Many of us commute long distances to work and our institutions devote substantial acreage to parking. But it is not only cars that leave a carbon footprint. My workplace is a huge transit hub where hundreds of buses arrive and leave each day. Innovative solutions might include encouraging academic staff to work more often from home and helping with aspects of the transitioning from the campus workplace to working from home. On-campus housing, down payment assistance loans or other mortgage and housing-related benefits might, in some locales, encourage academic staff to locate closer to their workplace.

There are inevitable tradeoffs between environmental and other concerns. Cash-strapped institutions see increased recruitment of international students as one way to ease their budget crises. The carbon footprint of travel for such students is enormous. Everett and Copeland argue that building educational capacity in students’ home countries would be more positive environmentally, and in many cases politically.

Travel for research and to conferences, traditionally a large part of professional life for academics, poses another dilemma. Here, new communication technologies like teleconferencing may provide some solutions. Shifting conference schedules to longer cycles also makes sense.

Our partners in the International Labour Organization and Education International have called on unions in every sector to make climate change a priority issue. EI has called on all its members to not only “speak out strongly for urgent action,” but also to find ways to negotiate emission reductions with employers.

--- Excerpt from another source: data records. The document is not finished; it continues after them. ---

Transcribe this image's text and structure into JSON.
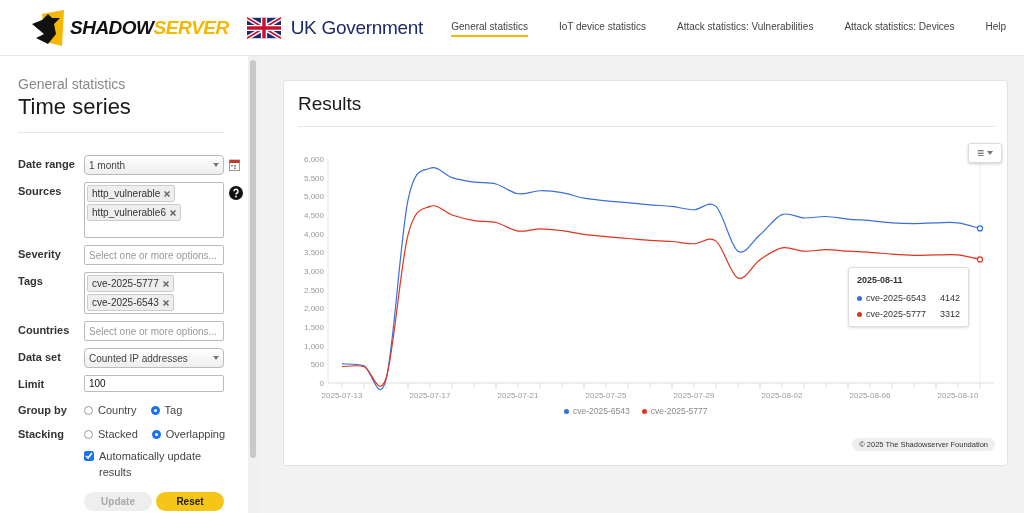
{
  "header": {
    "logo": {
      "part_1": "SHADOW",
      "part_2": "SERVER"
    },
    "partner": "UK Government",
    "nav": [
      {
        "label": "General statistics",
        "selected": true
      },
      {
        "label": "IoT device statistics",
        "selected": false
      },
      {
        "label": "Attack statistics: Vulnerabilities",
        "selected": false
      },
      {
        "label": "Attack statistics: Devices",
        "selected": false
      },
      {
        "label": "Help",
        "selected": false
      }
    ]
  },
  "sidebar": {
    "breadcrumb": "General statistics",
    "title": "Time series",
    "fields": [
      {
        "kind": "select",
        "label": "Date range",
        "value": "1 month",
        "calendar": true
      },
      {
        "kind": "tags",
        "label": "Sources",
        "tags": [
          "http_vulnerable",
          "http_vulnerable6"
        ],
        "help": true,
        "tall": true
      },
      {
        "kind": "multi",
        "label": "Severity",
        "placeholder": "Select one or more options..."
      },
      {
        "kind": "tags",
        "label": "Tags",
        "tags": [
          "cve-2025-5777",
          "cve-2025-6543"
        ],
        "help": false,
        "tall": false
      },
      {
        "kind": "multi",
        "label": "Countries",
        "placeholder": "Select one or more options..."
      },
      {
        "kind": "select",
        "label": "Data set",
        "value": "Counted IP addresses",
        "calendar": false
      },
      {
        "kind": "text",
        "label": "Limit",
        "value": "100"
      },
      {
        "kind": "radio",
        "label": "Group by",
        "options": [
          {
            "label": "Country",
            "selected": false
          },
          {
            "label": "Tag",
            "selected": true
          }
        ]
      },
      {
        "kind": "radio",
        "label": "Stacking",
        "options": [
          {
            "label": "Stacked",
            "selected": false
          },
          {
            "label": "Overlapping",
            "selected": true
          }
        ]
      }
    ],
    "auto_update": {
      "label": "Automatically update results",
      "checked": true
    },
    "buttons": [
      {
        "label": "Update",
        "disabled": true
      },
      {
        "label": "Reset",
        "disabled": false
      }
    ]
  },
  "results": {
    "title": "Results",
    "chart_data": {
      "type": "line",
      "categories": [
        "2025-07-13",
        null,
        null,
        null,
        "2025-07-17",
        null,
        null,
        null,
        "2025-07-21",
        null,
        null,
        null,
        "2025-07-25",
        null,
        null,
        null,
        "2025-07-29",
        null,
        null,
        null,
        "2025-08-02",
        null,
        null,
        null,
        "2025-08-06",
        null,
        null,
        null,
        "2025-08-10",
        null
      ],
      "series": [
        {
          "name": "cve-2025-6543",
          "color": "#3b6fd8",
          "values": [
            510,
            460,
            90,
            4900,
            5750,
            5500,
            5380,
            5330,
            5070,
            5150,
            5100,
            4950,
            4880,
            4830,
            4770,
            4730,
            4640,
            4730,
            3530,
            3970,
            4510,
            4420,
            4460,
            4390,
            4350,
            4290,
            4270,
            4290,
            4290,
            4140
          ]
        },
        {
          "name": "cve-2025-5777",
          "color": "#e0341f",
          "values": [
            440,
            440,
            120,
            3970,
            4730,
            4500,
            4350,
            4300,
            4070,
            4130,
            4080,
            3980,
            3920,
            3870,
            3820,
            3790,
            3730,
            3800,
            2810,
            3300,
            3620,
            3530,
            3570,
            3530,
            3500,
            3450,
            3420,
            3430,
            3430,
            3310
          ]
        }
      ],
      "ylim": [
        0,
        6000
      ],
      "yticks": [
        {
          "value": 0,
          "label": "0"
        },
        {
          "value": 500,
          "label": "500"
        },
        {
          "value": 1000,
          "label": "1,000"
        },
        {
          "value": 1500,
          "label": "1,500"
        },
        {
          "value": 2000,
          "label": "2,000"
        },
        {
          "value": 2500,
          "label": "2,500"
        },
        {
          "value": 3000,
          "label": "3,000"
        },
        {
          "value": 3500,
          "label": "3,500"
        },
        {
          "value": 4000,
          "label": "4,000"
        },
        {
          "value": 4500,
          "label": "4,500"
        },
        {
          "value": 5000,
          "label": "5,000"
        },
        {
          "value": 5500,
          "label": "5,500"
        },
        {
          "value": 6000,
          "label": "6,000"
        }
      ]
    },
    "menu_icon": "≡",
    "tooltip": {
      "title": "2025-08-11",
      "rows": [
        {
          "name": "cve-2025-6543",
          "value": "4142",
          "color": "#3b6fd8"
        },
        {
          "name": "cve-2025-5777",
          "value": "3312",
          "color": "#e0341f"
        }
      ]
    },
    "credits": "© 2025 The Shadowserver Foundation"
  }
}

The University and College Union in the UK has taken up this challenge. In 2007, it set out to develop an environmental network, with at least one representative at every member branch. The idea was to start small and local and then spiral outwards. A crucial first step was providing training to the reps, who in turn would provide advice to bargaining committees and joint management-labour committees on carbon emission and other environmental issues.

These first steps have been fruitful. One outcome is the innovative Climate Solidarity project, undertaken by several unions, which seeks to mobilize climate change activism on a wide scale through local orga­nizing. Last fall UCU capped these efforts with a “climate solidarity” conference.

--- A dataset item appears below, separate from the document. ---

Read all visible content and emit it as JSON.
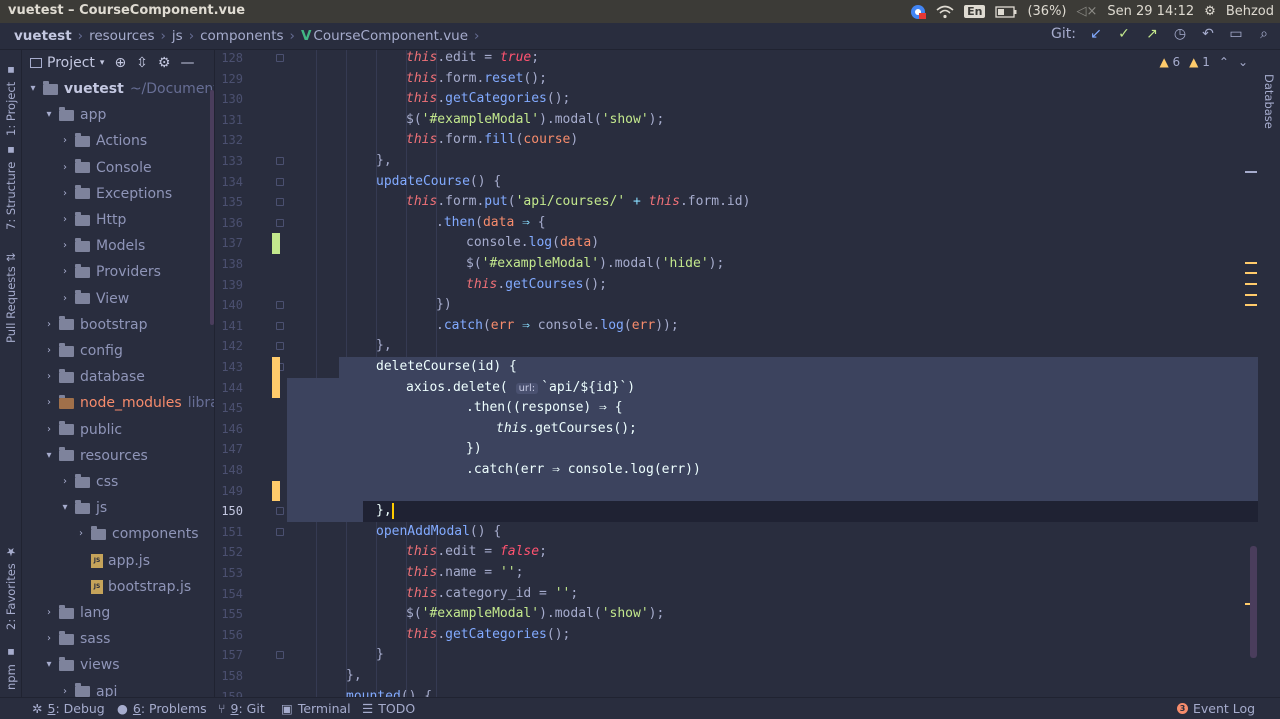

What is exciting about UCU’s model for climate change engagement is that the strategy draws on existing networks of health and safety representatives. In Canada, we could use health and safety committees or stewards’ networks to get started. Organizing around environmental issues has the potential to become a source of potent renewal for our associations.

The urgency of climate change means we can no longer leave the job of addressing environmental concerns to “specialist” organizations or various levels of government. Every institution must be mobilized. As academic staff we need to ensure that our associations play a decisive role in helping the campus community to live more sustainably and in finding solutions to the problems posed by the environment and climate change. Our primary means of ensuring such a role remains collective bargaining and identifying potential bargaining issues related to climate change. Associations must also examine their own way of operating weighted against environmental impact.

Finally, as Everett and Copeland remind us, associations must be vigilant in protecting the rights and academic freedom of members who become vulnerable as a result of exposing institutionally-caused environmental harms.